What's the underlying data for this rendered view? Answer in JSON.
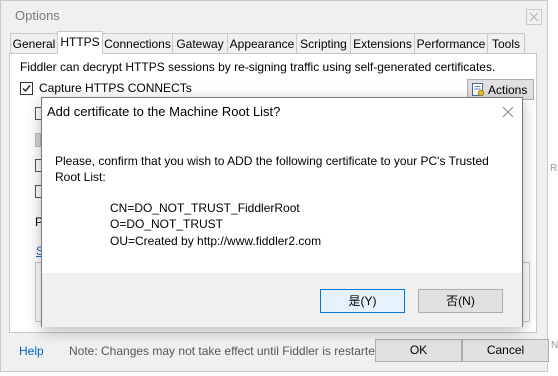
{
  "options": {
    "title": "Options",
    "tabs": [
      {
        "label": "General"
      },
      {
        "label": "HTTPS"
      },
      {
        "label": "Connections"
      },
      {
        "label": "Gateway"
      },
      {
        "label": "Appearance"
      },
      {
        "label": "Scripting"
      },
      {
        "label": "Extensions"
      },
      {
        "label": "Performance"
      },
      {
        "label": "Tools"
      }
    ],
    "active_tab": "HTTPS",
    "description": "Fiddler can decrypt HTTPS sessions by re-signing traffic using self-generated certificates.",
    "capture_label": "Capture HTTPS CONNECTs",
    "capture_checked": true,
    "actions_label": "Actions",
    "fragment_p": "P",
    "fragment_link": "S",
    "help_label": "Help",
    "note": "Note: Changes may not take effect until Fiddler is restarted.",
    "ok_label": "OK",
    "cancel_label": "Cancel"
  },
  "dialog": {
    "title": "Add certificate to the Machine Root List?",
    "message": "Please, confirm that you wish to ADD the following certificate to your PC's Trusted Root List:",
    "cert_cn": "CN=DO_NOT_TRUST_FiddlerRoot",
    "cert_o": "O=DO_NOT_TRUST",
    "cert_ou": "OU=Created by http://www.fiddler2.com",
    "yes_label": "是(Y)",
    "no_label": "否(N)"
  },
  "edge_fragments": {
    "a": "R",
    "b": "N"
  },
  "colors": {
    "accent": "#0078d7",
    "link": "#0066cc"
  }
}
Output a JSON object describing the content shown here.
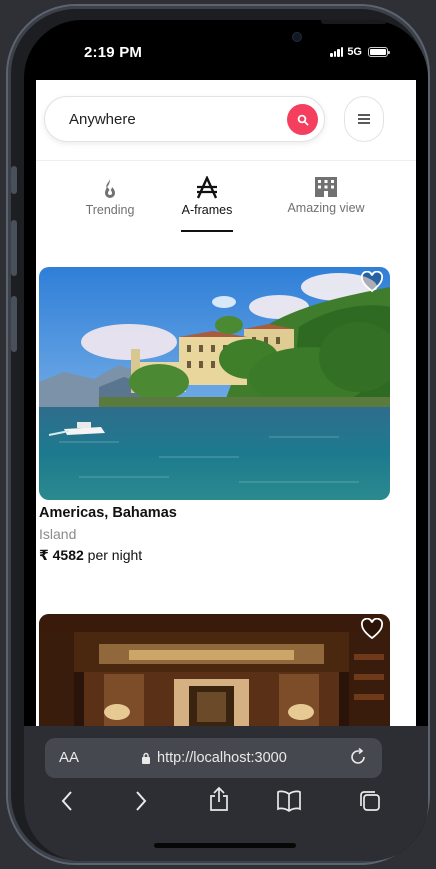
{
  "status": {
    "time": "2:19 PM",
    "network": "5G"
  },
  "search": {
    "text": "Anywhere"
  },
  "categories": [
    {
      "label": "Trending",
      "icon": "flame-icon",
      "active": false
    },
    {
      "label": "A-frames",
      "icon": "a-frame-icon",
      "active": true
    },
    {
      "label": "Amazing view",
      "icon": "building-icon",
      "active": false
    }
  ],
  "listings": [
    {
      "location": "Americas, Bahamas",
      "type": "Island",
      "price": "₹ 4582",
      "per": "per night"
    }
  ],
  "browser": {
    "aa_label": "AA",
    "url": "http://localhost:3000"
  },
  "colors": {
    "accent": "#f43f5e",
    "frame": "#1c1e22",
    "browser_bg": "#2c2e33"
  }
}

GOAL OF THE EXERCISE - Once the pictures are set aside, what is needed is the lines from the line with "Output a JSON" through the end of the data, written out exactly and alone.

EXERCISE SOLUTION -
Output a JSON object describing the content shown here.
{
  "status": {
    "time": "2:19 PM",
    "network": "5G"
  },
  "search": {
    "text": "Anywhere"
  },
  "categories": [
    {
      "label": "Trending",
      "icon": "flame-icon",
      "active": false
    },
    {
      "label": "A-frames",
      "icon": "a-frame-icon",
      "active": true
    },
    {
      "label": "Amazing view",
      "icon": "building-icon",
      "active": false
    }
  ],
  "listings": [
    {
      "location": "Americas, Bahamas",
      "type": "Island",
      "price": "₹ 4582",
      "per": "per night"
    }
  ],
  "browser": {
    "aa_label": "AA",
    "url": "http://localhost:3000"
  },
  "colors": {
    "accent": "#f43f5e",
    "frame": "#1c1e22",
    "browser_bg": "#2c2e33"
  }
}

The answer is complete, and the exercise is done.